Why You Should Teach Your Child to Run, Part 2
There are six excellent reasons why you should teach your children to run. We will discuss each of these in our blog.
Reason Two— Development of the Respiratory System
Running helps to develop the respiratory system, which delivers oxygen to the brain. The principle food of the brain is oxygen. The average adult brain represents about six percent of a person’s total body weight. Yet the brain can take as much as thirty-five percent of the oxygen that we inhale in each breath! Tiny children’s brains can take as much as fifty percent of the oxygen in each breath!

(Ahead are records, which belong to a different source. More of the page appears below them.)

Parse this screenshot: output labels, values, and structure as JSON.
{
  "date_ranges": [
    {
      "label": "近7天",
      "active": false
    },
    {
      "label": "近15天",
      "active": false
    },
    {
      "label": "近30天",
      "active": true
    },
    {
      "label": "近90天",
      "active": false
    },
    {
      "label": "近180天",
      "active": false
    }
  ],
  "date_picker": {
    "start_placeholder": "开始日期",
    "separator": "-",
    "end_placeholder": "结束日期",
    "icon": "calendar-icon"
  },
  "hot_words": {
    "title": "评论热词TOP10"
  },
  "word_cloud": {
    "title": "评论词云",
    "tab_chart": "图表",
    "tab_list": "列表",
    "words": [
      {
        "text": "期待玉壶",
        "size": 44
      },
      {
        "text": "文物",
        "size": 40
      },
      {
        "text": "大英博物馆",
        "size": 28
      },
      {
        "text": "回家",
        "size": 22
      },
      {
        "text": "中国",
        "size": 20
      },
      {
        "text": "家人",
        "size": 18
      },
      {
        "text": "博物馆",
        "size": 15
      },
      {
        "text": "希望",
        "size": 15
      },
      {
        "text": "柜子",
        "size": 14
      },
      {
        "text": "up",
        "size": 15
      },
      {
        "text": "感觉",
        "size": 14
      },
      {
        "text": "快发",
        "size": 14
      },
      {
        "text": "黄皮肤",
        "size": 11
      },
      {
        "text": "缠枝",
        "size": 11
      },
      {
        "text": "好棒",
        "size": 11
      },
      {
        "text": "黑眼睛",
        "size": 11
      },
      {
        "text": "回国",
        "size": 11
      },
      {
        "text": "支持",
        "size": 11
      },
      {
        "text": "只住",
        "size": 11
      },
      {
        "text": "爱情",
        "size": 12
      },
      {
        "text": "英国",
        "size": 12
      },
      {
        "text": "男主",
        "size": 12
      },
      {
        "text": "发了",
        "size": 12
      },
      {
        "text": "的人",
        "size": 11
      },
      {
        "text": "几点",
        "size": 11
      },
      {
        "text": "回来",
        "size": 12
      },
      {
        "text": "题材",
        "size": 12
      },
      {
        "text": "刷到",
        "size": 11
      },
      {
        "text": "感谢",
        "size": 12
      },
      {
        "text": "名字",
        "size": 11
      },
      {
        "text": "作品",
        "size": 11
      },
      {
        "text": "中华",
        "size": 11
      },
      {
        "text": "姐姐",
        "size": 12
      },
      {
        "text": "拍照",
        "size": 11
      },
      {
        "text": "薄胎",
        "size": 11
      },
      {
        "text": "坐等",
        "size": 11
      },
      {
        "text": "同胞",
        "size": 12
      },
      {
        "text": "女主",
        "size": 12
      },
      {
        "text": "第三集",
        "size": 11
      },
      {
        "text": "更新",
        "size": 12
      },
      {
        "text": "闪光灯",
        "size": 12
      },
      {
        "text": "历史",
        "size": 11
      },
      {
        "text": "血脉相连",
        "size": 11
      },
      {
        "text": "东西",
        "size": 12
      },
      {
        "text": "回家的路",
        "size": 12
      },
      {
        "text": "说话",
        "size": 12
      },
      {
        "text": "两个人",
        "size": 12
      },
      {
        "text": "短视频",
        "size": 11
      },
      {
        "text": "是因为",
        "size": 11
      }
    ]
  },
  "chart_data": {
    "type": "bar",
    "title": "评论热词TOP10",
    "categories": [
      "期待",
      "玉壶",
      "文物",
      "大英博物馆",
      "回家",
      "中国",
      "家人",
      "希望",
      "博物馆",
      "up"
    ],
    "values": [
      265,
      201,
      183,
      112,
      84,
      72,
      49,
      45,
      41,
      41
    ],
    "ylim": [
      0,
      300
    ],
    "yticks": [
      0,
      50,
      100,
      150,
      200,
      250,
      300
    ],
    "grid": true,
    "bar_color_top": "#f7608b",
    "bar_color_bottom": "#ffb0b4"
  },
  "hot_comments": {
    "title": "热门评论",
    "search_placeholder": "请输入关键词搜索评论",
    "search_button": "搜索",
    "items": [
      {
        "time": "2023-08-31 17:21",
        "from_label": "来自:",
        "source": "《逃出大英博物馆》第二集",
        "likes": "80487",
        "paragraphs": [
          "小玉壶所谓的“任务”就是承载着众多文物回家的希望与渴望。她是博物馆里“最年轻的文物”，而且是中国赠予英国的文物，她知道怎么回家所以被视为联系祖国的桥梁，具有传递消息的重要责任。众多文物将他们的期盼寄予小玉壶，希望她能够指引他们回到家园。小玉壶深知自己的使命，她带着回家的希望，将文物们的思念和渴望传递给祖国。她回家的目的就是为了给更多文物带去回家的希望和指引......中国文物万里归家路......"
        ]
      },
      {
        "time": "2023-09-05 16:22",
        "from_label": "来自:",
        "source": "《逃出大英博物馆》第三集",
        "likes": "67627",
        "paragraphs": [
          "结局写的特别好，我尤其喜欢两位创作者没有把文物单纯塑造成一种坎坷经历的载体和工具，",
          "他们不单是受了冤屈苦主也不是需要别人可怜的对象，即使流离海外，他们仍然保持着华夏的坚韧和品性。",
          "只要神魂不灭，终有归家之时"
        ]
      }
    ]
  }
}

Is essential running remains easy and fun for the activity to be aerobic. Aerobic means living with oxygen. When children’s hearts beat reach 165 per minute, they have reached maximum aerobic function. This means the vital organs of the body are being infused with oxygen.As children learn to run long distances nonstop, they can ideally reach 20 minutes with a heart rate of 165. Twenty minutes of maximum aerobic function is excellent for health and respiratory function.
We do not want children to exceed 165 as this could put them in an anaerobic condition. Anaerobic means living without oxygen. If continued this can break down the body and immune system.

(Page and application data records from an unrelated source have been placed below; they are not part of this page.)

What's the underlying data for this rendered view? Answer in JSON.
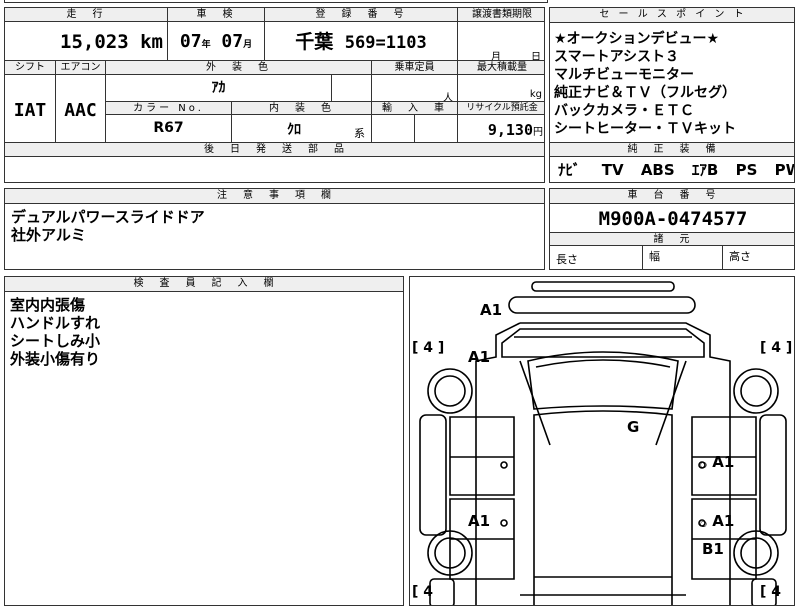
{
  "headers": {
    "mileage": "走　行",
    "inspection": "車　検",
    "registration": "登　録　番　号",
    "transfer_deadline": "譲渡書類期限",
    "shift": "シフト",
    "aircon": "エアコン",
    "exterior_color": "外　装　色",
    "capacity": "乗車定員",
    "max_load": "最大積載量",
    "color_no": "カラー No.",
    "interior_color": "内　装　色",
    "imported": "輸　入　車",
    "recycle_fee": "リサイクル預託金",
    "later_parts": "後　日　発　送　部　品",
    "sales_points": "セ ー ル ス ポ イ ン ト",
    "standard_equipment": "純　正　装　備",
    "notes": "注　意　事　項　欄",
    "chassis_no": "車　台　番　号",
    "dimensions": "諸　元",
    "inspector_notes": "検　査　員　記　入　欄"
  },
  "values": {
    "mileage": "15,023",
    "mileage_unit": "km",
    "inspection_year": "07",
    "year_unit": "年",
    "inspection_month": "07",
    "month_unit": "月",
    "plate_region": "千葉",
    "plate_number": "569",
    "plate_serial": "1103",
    "deadline_month_unit": "月",
    "deadline_day_unit": "日",
    "shift": "IAT",
    "aircon": "AAC",
    "exterior_color": "ｱｶ",
    "capacity_unit": "人",
    "max_load_unit": "kg",
    "color_no": "R67",
    "interior_color": "ｸﾛ",
    "interior_suffix": "系",
    "recycle_fee": "9,130",
    "recycle_unit": "円",
    "chassis_no": "M900A-0474577",
    "length_label": "長さ",
    "width_label": "幅",
    "height_label": "高さ"
  },
  "sales_points": [
    "★オークションデビュー★",
    "スマートアシスト３",
    "マルチビューモニター",
    "純正ナビ＆ＴＶ（フルセグ）",
    "バックカメラ・ＥＴＣ",
    "シートヒーター・ＴＶキット"
  ],
  "standard_equipment": [
    "ﾅﾋﾞ",
    "TV",
    "ABS",
    "ｴｱB",
    "PS",
    "PW"
  ],
  "notes": [
    "デュアルパワースライドドア",
    "社外アルミ"
  ],
  "inspector_notes": [
    "室内内張傷",
    "ハンドルすれ",
    "シートしみ小",
    "外装小傷有り"
  ],
  "diagram": {
    "tire_labels": {
      "front_left": "[ 4 ]",
      "front_right": "[ 4 ]",
      "rear_left": "[ 4",
      "rear_right": "[ 4"
    },
    "marks": {
      "front_bumper": "A1",
      "front_left_fender": "A1",
      "roof": "G",
      "right_front_door": "A1",
      "left_rear_door": "A1",
      "right_rear_door": "A1",
      "right_rear_quarter": "B1"
    }
  }
}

If you wish to embark on an aerobic program you can purchase a simple heart rate monitor for $50 or less. They are easy and light to wear. Many runners wear them to maintain an aerobic zone.
By developing their respiratory systems, our children grow bigger chests and more efficient breathing, capable of delivering more oxygen to the brain. This aids all brain functions.

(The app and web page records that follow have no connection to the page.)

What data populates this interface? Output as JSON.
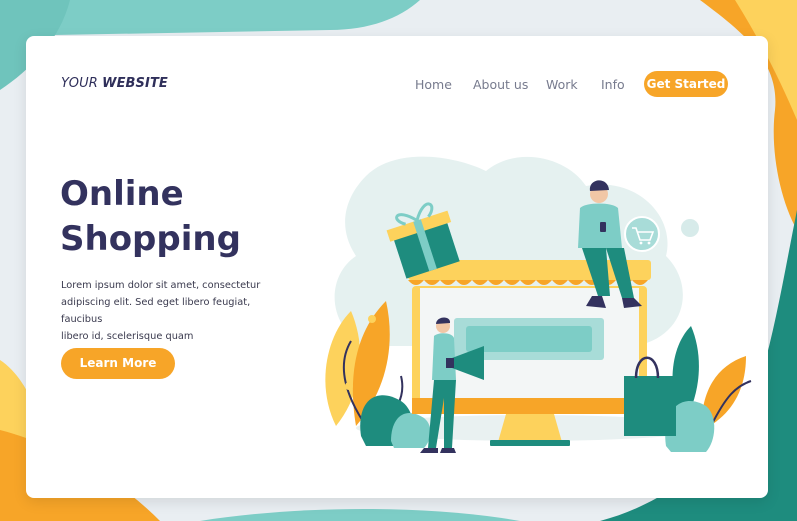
{
  "header": {
    "logo_regular": "YOUR ",
    "logo_bold": "WEBSITE",
    "nav": [
      {
        "label": "Home"
      },
      {
        "label": "About us"
      },
      {
        "label": "Work"
      },
      {
        "label": "Info"
      }
    ],
    "cta_label": "Get Started"
  },
  "hero": {
    "title_line1": "Online",
    "title_line2": "Shopping",
    "body_line1": "Lorem ipsum dolor sit amet, consectetur",
    "body_line2": "adipiscing elit. Sed eget libero feugiat, faucibus",
    "body_line3": "libero id, scelerisque quam",
    "button_label": "Learn More"
  },
  "colors": {
    "accent": "#f7a528",
    "teal": "#1e8c7e",
    "teal_light": "#7dcdc6",
    "navy": "#33325e",
    "yellow": "#fdd25c"
  },
  "illustration": {
    "icons": [
      "shopping-cart-icon",
      "gift-box-icon",
      "megaphone-icon",
      "shopping-bag-icon"
    ]
  }
}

Reason Three— Language
Tiny children want desperately to communicate through speech, but adults often cannot understand what they are saying. Breathing is the single most important element of human language. When the child’s respiratory system is not developed, the brain cannot command enough air and coordinate that air through the mouth to create clear language.
Children who run speak clearly at one, two, and three years of age. Their language is far more sophisticated than average children their age. Because they communicate well, they can express their needs and ideas without frustration.
Reason Four— Health
Our children have far fewer upper respiratory infections than average tiny children. Pediatricians become concerned only if children have more than nine upper respiratory infections a year! Sometimes our children go an entire year with no respiratory infections. Overall, their ability to combat illnesses and recover more rapidly is far above average.
Because young runners are athletes, we are careful to feed them healthy foods and provide them with vitamin supplements.